START MATERIAL FOR THIS TASK

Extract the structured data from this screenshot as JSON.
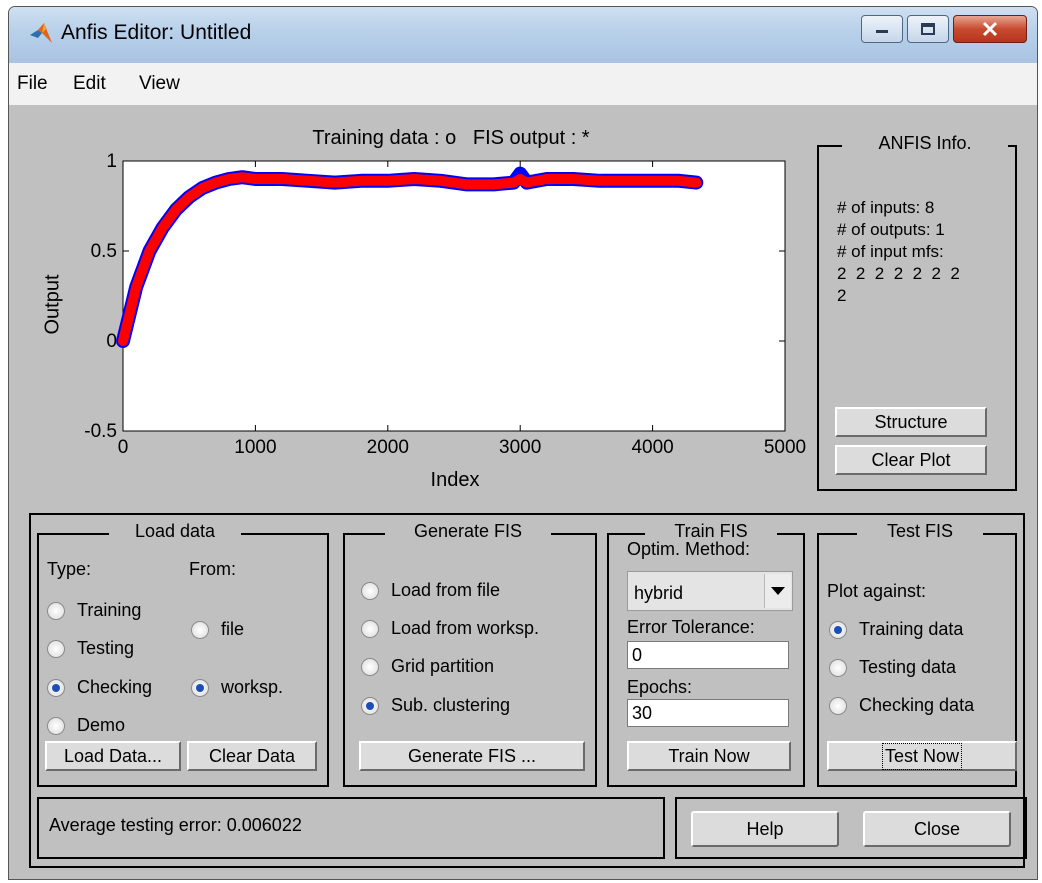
{
  "window": {
    "title": "Anfis Editor: Untitled",
    "controls": {
      "minimize": "minimize-icon",
      "maximize": "maximize-icon",
      "close": "close-icon"
    }
  },
  "menu": [
    "File",
    "Edit",
    "View"
  ],
  "plot": {
    "title": "Training data : o   FIS output : *",
    "xlabel": "Index",
    "ylabel": "Output"
  },
  "chart_data": {
    "type": "line",
    "xlim": [
      0,
      5000
    ],
    "ylim": [
      -0.5,
      1
    ],
    "x_ticks": [
      "0",
      "1000",
      "2000",
      "3000",
      "4000",
      "5000"
    ],
    "y_ticks": [
      "1",
      "0.5",
      "0",
      "-0.5"
    ],
    "grid": false,
    "series": [
      {
        "marker": "o",
        "color": "#0000ff",
        "x": [
          0,
          100,
          200,
          300,
          400,
          500,
          600,
          700,
          800,
          900,
          1000,
          1200,
          1400,
          1600,
          1800,
          2000,
          2200,
          2400,
          2600,
          2800,
          2950,
          3000,
          3050,
          3200,
          3400,
          3600,
          3800,
          4000,
          4200,
          4330
        ],
        "y": [
          0.0,
          0.3,
          0.5,
          0.63,
          0.73,
          0.8,
          0.85,
          0.88,
          0.9,
          0.91,
          0.9,
          0.9,
          0.89,
          0.88,
          0.89,
          0.89,
          0.9,
          0.89,
          0.87,
          0.87,
          0.88,
          0.93,
          0.88,
          0.9,
          0.9,
          0.89,
          0.89,
          0.89,
          0.89,
          0.88
        ]
      },
      {
        "marker": "*",
        "color": "#ff0000",
        "x": [
          0,
          100,
          200,
          300,
          400,
          500,
          600,
          700,
          800,
          900,
          1000,
          1200,
          1400,
          1600,
          1800,
          2000,
          2200,
          2400,
          2600,
          2800,
          2950,
          3000,
          3050,
          3200,
          3400,
          3600,
          3800,
          4000,
          4200,
          4330
        ],
        "y": [
          0.0,
          0.3,
          0.5,
          0.63,
          0.73,
          0.8,
          0.85,
          0.88,
          0.9,
          0.91,
          0.9,
          0.9,
          0.89,
          0.88,
          0.89,
          0.89,
          0.9,
          0.89,
          0.87,
          0.87,
          0.88,
          0.9,
          0.88,
          0.9,
          0.9,
          0.89,
          0.89,
          0.89,
          0.89,
          0.88
        ]
      }
    ]
  },
  "anfis_info": {
    "title": "ANFIS Info.",
    "lines": [
      "# of inputs: 8",
      "# of outputs: 1",
      "# of input mfs:",
      "2  2  2  2  2  2  2",
      "2"
    ],
    "structure_button": "Structure",
    "clear_plot_button": "Clear Plot"
  },
  "load_data": {
    "title": "Load data",
    "type_label": "Type:",
    "from_label": "From:",
    "type_options": [
      {
        "label": "Training",
        "selected": false
      },
      {
        "label": "Testing",
        "selected": false
      },
      {
        "label": "Checking",
        "selected": true
      },
      {
        "label": "Demo",
        "selected": false
      }
    ],
    "from_options": [
      {
        "label": "file",
        "selected": false
      },
      {
        "label": "worksp.",
        "selected": true
      }
    ],
    "load_button": "Load Data...",
    "clear_button": "Clear Data"
  },
  "generate_fis": {
    "title": "Generate FIS",
    "options": [
      {
        "label": "Load from file",
        "selected": false
      },
      {
        "label": "Load from worksp.",
        "selected": false
      },
      {
        "label": "Grid partition",
        "selected": false
      },
      {
        "label": "Sub. clustering",
        "selected": true
      }
    ],
    "button": "Generate FIS ..."
  },
  "train_fis": {
    "title": "Train FIS",
    "method_label": "Optim. Method:",
    "method_value": "hybrid",
    "error_label": "Error Tolerance:",
    "error_value": "0",
    "epochs_label": "Epochs:",
    "epochs_value": "30",
    "button": "Train Now"
  },
  "test_fis": {
    "title": "Test FIS",
    "plot_against_label": "Plot against:",
    "options": [
      {
        "label": "Training data",
        "selected": true
      },
      {
        "label": "Testing data",
        "selected": false
      },
      {
        "label": "Checking data",
        "selected": false
      }
    ],
    "button": "Test Now"
  },
  "status": {
    "text": "Average testing error: 0.006022"
  },
  "help_button": "Help",
  "close_button": "Close"
}
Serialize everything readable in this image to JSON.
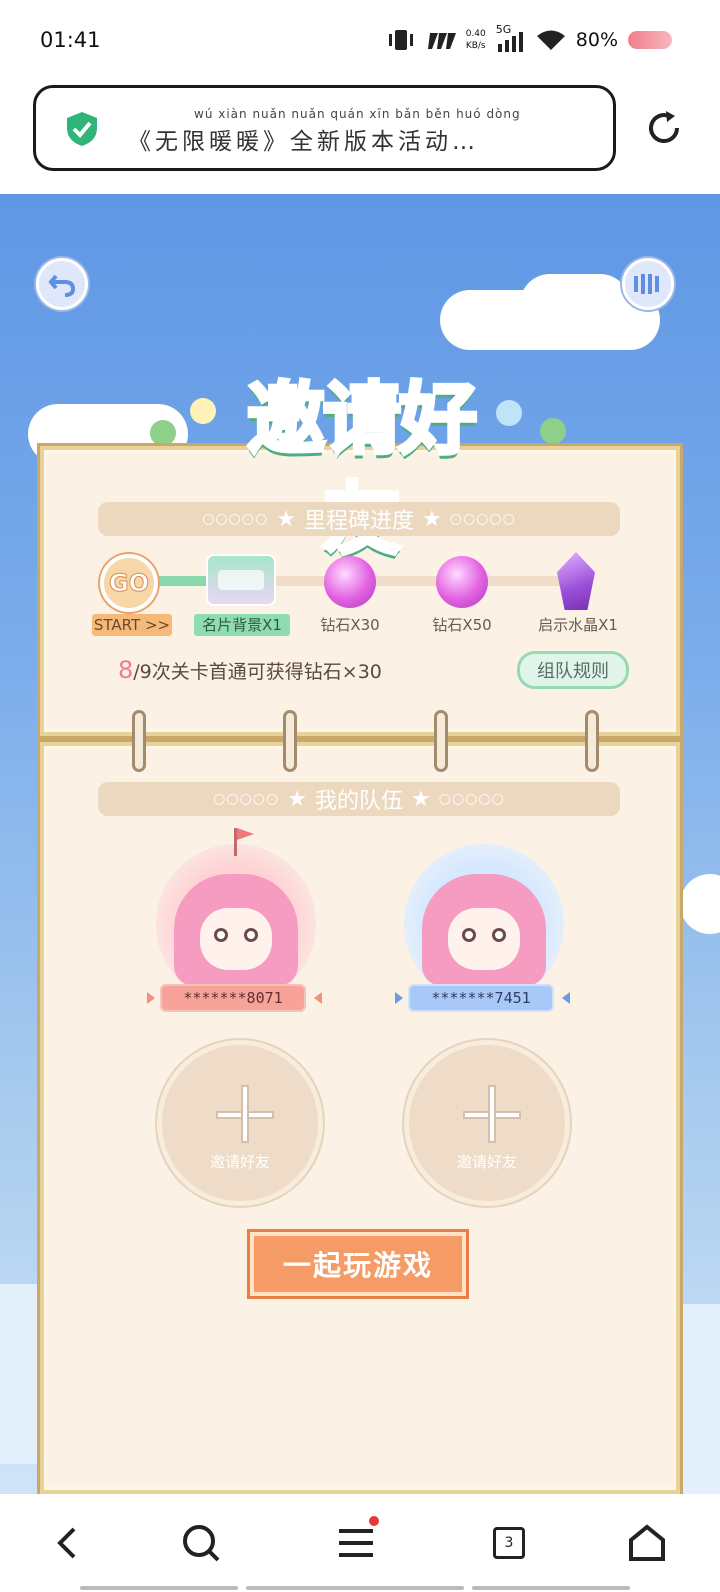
{
  "status_bar": {
    "time": "01:41",
    "net_speed_value": "0.40",
    "net_speed_unit": "KB/s",
    "network": "5G",
    "battery_pct": "80%",
    "icons": [
      "vibrate-icon",
      "hd-icon",
      "signal-icon",
      "wifi-icon",
      "battery-icon"
    ]
  },
  "url_bar": {
    "pinyin": "wú xiàn nuǎn nuǎn   quán xīn bǎn běn huó dòng",
    "title": "《无限暖暖》全新版本活动…",
    "security_icon": "shield-check-icon",
    "reload_icon": "reload-icon"
  },
  "game": {
    "title": "邀请好友",
    "back_icon": "back-icon",
    "music_icon": "music-icon",
    "milestone": {
      "header": "里程碑进度",
      "nodes": [
        {
          "icon": "go-badge-icon",
          "badge": "GO",
          "label": "START >>"
        },
        {
          "icon": "card-background-icon",
          "label": "名片背景X1"
        },
        {
          "icon": "diamond-icon",
          "label": "钻石X30"
        },
        {
          "icon": "diamond-icon",
          "label": "钻石X50"
        },
        {
          "icon": "crystal-icon",
          "label": "启示水晶X1"
        }
      ],
      "progress_num": "8",
      "progress_text": "/9次关卡首通可获得钻石×30",
      "rules_button": "组队规则"
    },
    "team": {
      "header": "我的队伍",
      "members": [
        {
          "name": "*******8071",
          "theme": "pink"
        },
        {
          "name": "*******7451",
          "theme": "blue"
        }
      ],
      "invite_label": "邀请好友",
      "play_button": "一起玩游戏"
    },
    "colors": {
      "sky": "#6a9fe6",
      "panel": "#fbf1e4",
      "title_green": "#7ad7a4",
      "accent_orange": "#f59b66"
    }
  },
  "bottom_nav": {
    "tab_count": "3",
    "icons": [
      "back-arrow-icon",
      "search-icon",
      "menu-icon",
      "tabs-icon",
      "home-icon"
    ]
  }
}
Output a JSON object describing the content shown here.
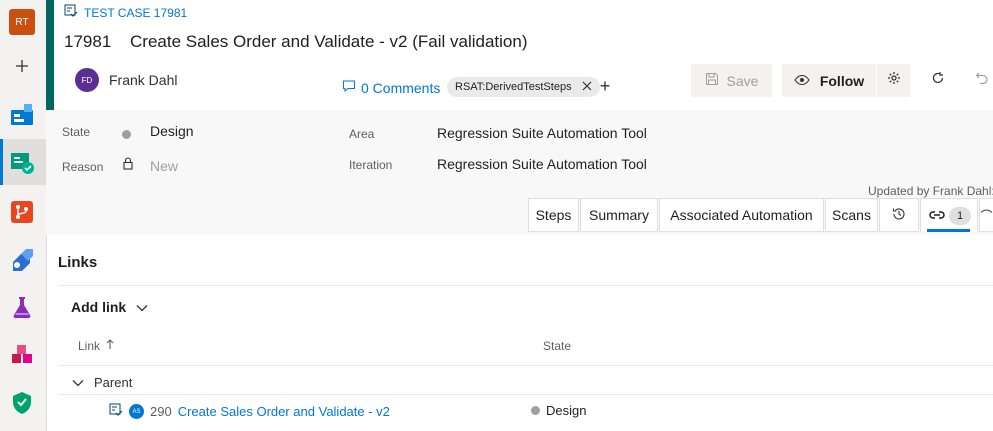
{
  "rail": {
    "avatar_initials": "RT",
    "items": [
      {
        "name": "add-icon"
      },
      {
        "name": "boards-icon"
      },
      {
        "name": "test-plans-icon"
      },
      {
        "name": "repos-icon"
      },
      {
        "name": "pipelines-icon"
      },
      {
        "name": "test-icon"
      },
      {
        "name": "artifacts-icon"
      },
      {
        "name": "security-icon"
      }
    ]
  },
  "work_item": {
    "type_label": "TEST CASE 17981",
    "id": "17981",
    "title": "Create Sales Order and Validate - v2 (Fail validation)",
    "assignee": "Frank Dahl",
    "assignee_initials": "FD",
    "comments_label": "0 Comments",
    "tag": "RSAT:DerivedTestSteps"
  },
  "toolbar": {
    "save_label": "Save",
    "follow_label": "Follow"
  },
  "fields": {
    "state_label": "State",
    "state_value": "Design",
    "reason_label": "Reason",
    "reason_value": "New",
    "area_label": "Area",
    "area_value": "Regression Suite Automation Tool",
    "iteration_label": "Iteration",
    "iteration_value": "Regression Suite Automation Tool",
    "updated_by": "Updated by Frank Dahl:"
  },
  "tabs": {
    "steps": "Steps",
    "summary": "Summary",
    "associated_automation": "Associated Automation",
    "scans": "Scans",
    "links_count": "1"
  },
  "links": {
    "title": "Links",
    "add_link_label": "Add link",
    "columns": {
      "link": "Link",
      "state": "State"
    },
    "group_label": "Parent",
    "rows": [
      {
        "id": "290",
        "name": "Create Sales Order and Validate - v2",
        "state": "Design",
        "avatar": "AS"
      }
    ]
  },
  "colors": {
    "accent": "#0078d4",
    "work_item_bar": "#00665f",
    "state_dot": "#a19f9d"
  }
}
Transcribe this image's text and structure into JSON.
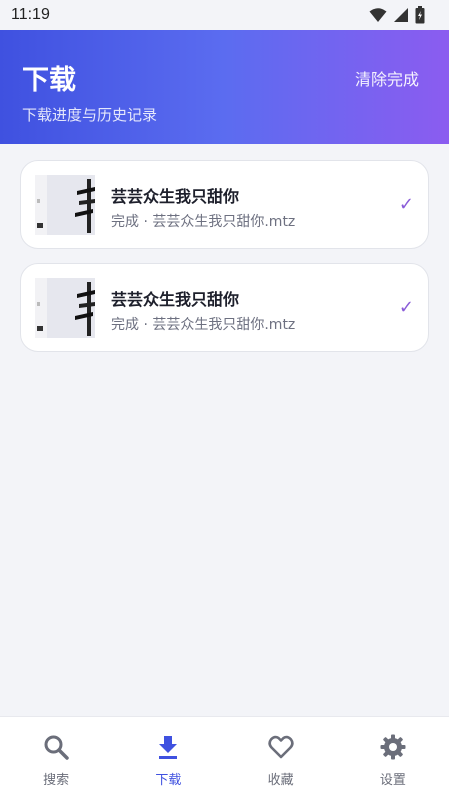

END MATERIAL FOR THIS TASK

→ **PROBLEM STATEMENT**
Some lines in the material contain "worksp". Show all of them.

→ **ANSWER TO THE EXERCISE**
        "label": "worksp.",
        "label": "Load from worksp.",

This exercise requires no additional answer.